The problem = Please read the records below and return each line holding the string "this".

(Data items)
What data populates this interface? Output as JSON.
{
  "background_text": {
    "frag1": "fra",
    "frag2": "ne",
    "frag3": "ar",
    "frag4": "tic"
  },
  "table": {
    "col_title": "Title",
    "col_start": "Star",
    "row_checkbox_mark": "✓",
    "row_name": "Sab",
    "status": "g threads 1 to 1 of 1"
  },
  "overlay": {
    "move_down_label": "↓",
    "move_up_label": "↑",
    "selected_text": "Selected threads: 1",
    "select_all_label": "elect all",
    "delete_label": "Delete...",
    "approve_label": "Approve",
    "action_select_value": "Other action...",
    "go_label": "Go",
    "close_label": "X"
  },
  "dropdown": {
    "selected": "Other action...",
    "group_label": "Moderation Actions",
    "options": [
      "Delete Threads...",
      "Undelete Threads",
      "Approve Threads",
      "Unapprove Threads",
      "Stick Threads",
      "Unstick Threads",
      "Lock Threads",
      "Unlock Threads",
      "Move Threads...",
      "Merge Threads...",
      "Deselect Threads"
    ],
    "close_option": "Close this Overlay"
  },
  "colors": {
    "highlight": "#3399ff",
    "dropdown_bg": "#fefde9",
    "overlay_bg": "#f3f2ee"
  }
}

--

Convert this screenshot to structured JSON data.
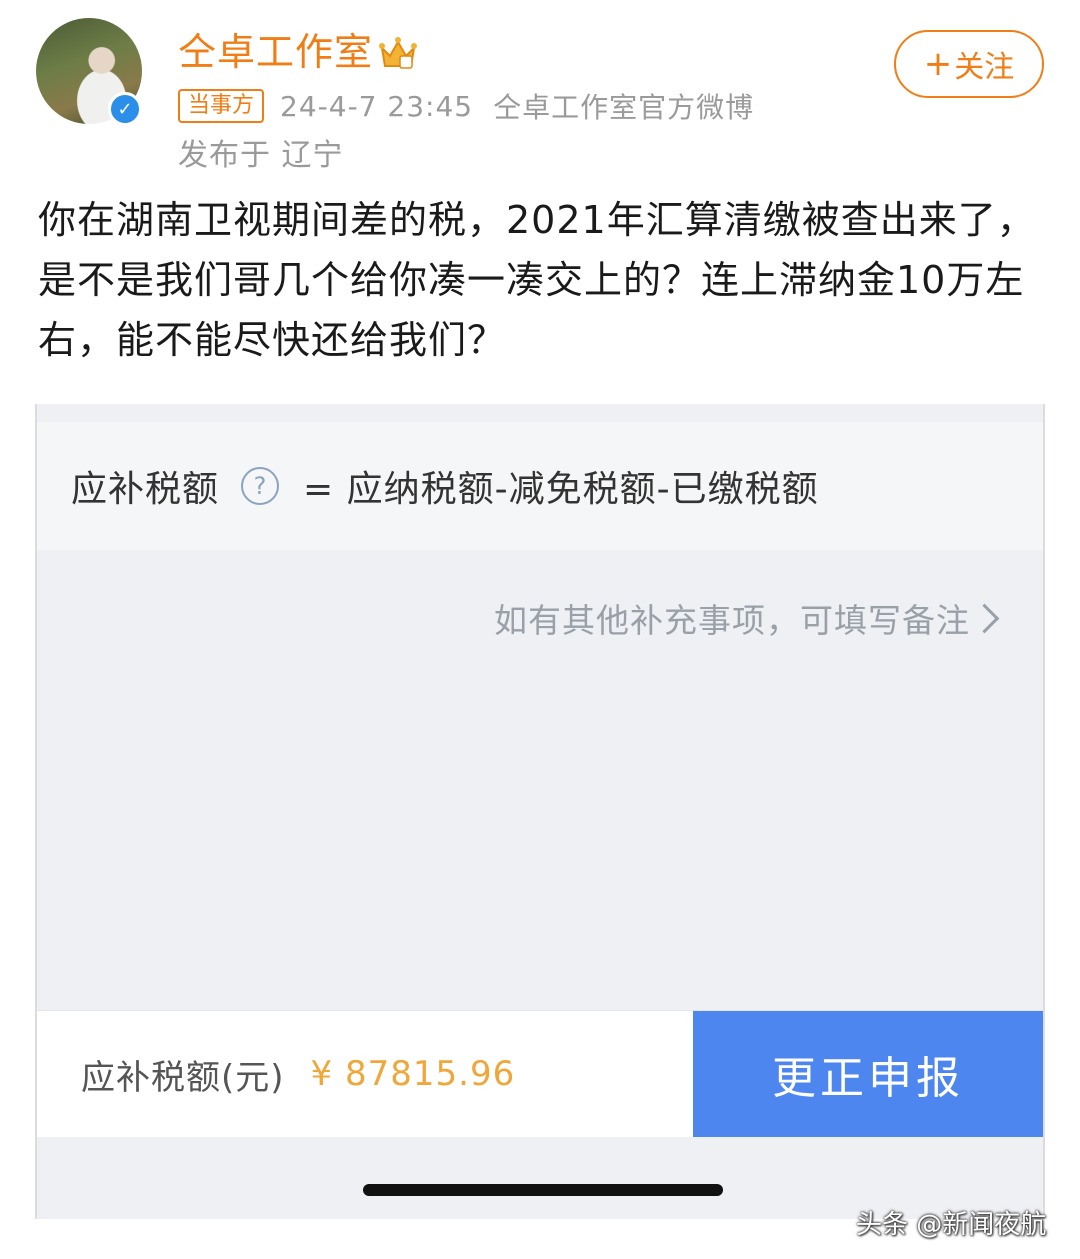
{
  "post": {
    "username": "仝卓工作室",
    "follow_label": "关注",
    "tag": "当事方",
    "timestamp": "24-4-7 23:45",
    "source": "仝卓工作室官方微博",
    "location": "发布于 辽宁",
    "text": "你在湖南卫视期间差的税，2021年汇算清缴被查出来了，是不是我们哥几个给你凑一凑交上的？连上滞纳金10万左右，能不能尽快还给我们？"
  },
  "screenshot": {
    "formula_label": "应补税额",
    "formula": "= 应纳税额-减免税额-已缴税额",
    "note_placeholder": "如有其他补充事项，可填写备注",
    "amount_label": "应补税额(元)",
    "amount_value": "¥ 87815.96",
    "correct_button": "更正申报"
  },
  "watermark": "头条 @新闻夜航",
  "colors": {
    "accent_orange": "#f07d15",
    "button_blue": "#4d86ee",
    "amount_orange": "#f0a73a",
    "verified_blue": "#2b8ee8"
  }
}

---

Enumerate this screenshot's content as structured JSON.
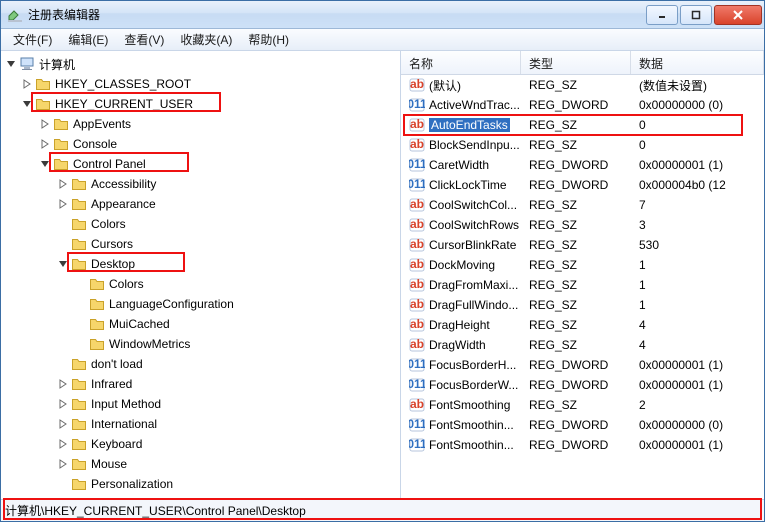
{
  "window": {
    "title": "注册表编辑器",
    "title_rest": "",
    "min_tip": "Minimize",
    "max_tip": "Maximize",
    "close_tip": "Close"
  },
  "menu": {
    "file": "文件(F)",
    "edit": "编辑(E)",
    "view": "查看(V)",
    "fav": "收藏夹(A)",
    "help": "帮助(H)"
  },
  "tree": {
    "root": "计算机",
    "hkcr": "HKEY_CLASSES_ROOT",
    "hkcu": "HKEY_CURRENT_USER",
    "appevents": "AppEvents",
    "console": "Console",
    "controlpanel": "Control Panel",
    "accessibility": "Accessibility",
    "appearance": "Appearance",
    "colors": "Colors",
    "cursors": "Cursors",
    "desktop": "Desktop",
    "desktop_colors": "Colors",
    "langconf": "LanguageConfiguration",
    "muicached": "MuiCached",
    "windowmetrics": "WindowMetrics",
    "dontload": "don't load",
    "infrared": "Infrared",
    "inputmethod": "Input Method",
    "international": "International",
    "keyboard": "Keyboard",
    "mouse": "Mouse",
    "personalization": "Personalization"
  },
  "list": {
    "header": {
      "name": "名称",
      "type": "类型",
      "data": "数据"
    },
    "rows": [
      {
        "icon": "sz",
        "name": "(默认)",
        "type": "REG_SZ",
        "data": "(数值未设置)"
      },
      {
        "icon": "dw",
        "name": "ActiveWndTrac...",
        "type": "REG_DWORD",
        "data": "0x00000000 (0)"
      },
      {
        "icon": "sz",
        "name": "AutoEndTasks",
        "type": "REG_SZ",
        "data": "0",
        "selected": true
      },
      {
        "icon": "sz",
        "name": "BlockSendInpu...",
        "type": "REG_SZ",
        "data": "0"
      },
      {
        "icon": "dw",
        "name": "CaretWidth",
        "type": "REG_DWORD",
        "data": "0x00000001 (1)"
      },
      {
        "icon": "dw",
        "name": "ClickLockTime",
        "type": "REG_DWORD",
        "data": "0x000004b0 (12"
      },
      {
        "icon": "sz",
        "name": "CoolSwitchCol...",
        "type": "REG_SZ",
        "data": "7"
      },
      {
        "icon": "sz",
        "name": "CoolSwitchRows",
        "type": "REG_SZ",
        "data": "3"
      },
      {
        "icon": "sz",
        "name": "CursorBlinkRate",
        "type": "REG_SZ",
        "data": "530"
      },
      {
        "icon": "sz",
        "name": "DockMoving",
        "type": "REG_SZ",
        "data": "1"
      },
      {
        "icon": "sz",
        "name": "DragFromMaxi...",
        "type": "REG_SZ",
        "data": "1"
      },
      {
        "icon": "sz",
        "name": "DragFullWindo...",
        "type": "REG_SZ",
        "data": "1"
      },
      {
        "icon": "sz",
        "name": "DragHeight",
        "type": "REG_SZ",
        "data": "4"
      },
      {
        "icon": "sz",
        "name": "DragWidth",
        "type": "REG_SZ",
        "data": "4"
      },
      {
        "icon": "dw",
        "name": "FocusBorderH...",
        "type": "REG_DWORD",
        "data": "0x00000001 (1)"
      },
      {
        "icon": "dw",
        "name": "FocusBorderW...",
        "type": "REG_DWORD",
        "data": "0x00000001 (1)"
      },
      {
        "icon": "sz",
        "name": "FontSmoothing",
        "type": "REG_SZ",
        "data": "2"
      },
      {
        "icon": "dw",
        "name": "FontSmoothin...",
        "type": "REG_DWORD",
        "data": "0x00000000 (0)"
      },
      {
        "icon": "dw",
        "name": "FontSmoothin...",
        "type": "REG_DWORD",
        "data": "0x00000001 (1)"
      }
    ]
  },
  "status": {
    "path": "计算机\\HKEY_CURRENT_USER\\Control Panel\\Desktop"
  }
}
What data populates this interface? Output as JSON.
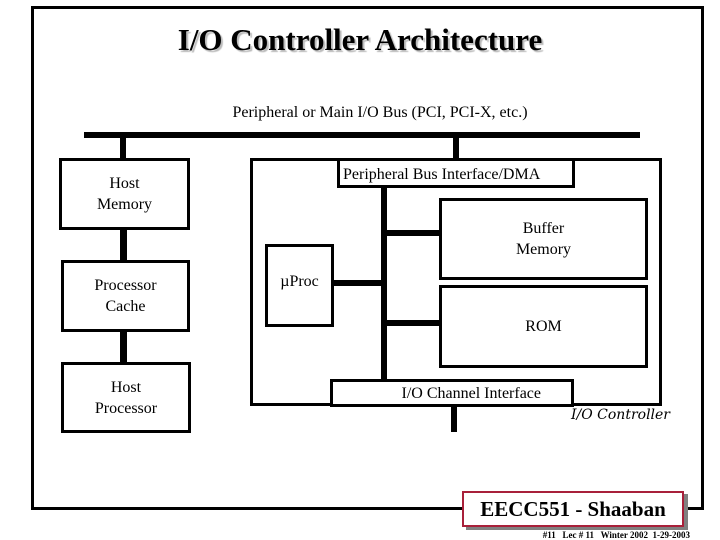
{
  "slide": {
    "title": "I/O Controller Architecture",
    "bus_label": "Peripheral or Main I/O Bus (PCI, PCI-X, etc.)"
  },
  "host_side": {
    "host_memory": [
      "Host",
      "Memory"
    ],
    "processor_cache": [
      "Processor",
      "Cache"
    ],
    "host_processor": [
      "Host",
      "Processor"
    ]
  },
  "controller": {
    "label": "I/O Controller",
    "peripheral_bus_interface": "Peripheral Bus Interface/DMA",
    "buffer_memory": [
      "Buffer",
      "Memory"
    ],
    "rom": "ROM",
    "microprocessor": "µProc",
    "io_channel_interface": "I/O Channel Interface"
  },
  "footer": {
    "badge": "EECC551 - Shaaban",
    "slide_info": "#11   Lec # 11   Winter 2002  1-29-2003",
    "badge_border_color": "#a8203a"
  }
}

Solved problem =
What data populates this interface? Output as JSON.
    "close_option": "Close this Overlay"
Convert this screenshot to structured JSON data.
Enumerate this screenshot's content as structured JSON.
What data populates this interface? Output as JSON.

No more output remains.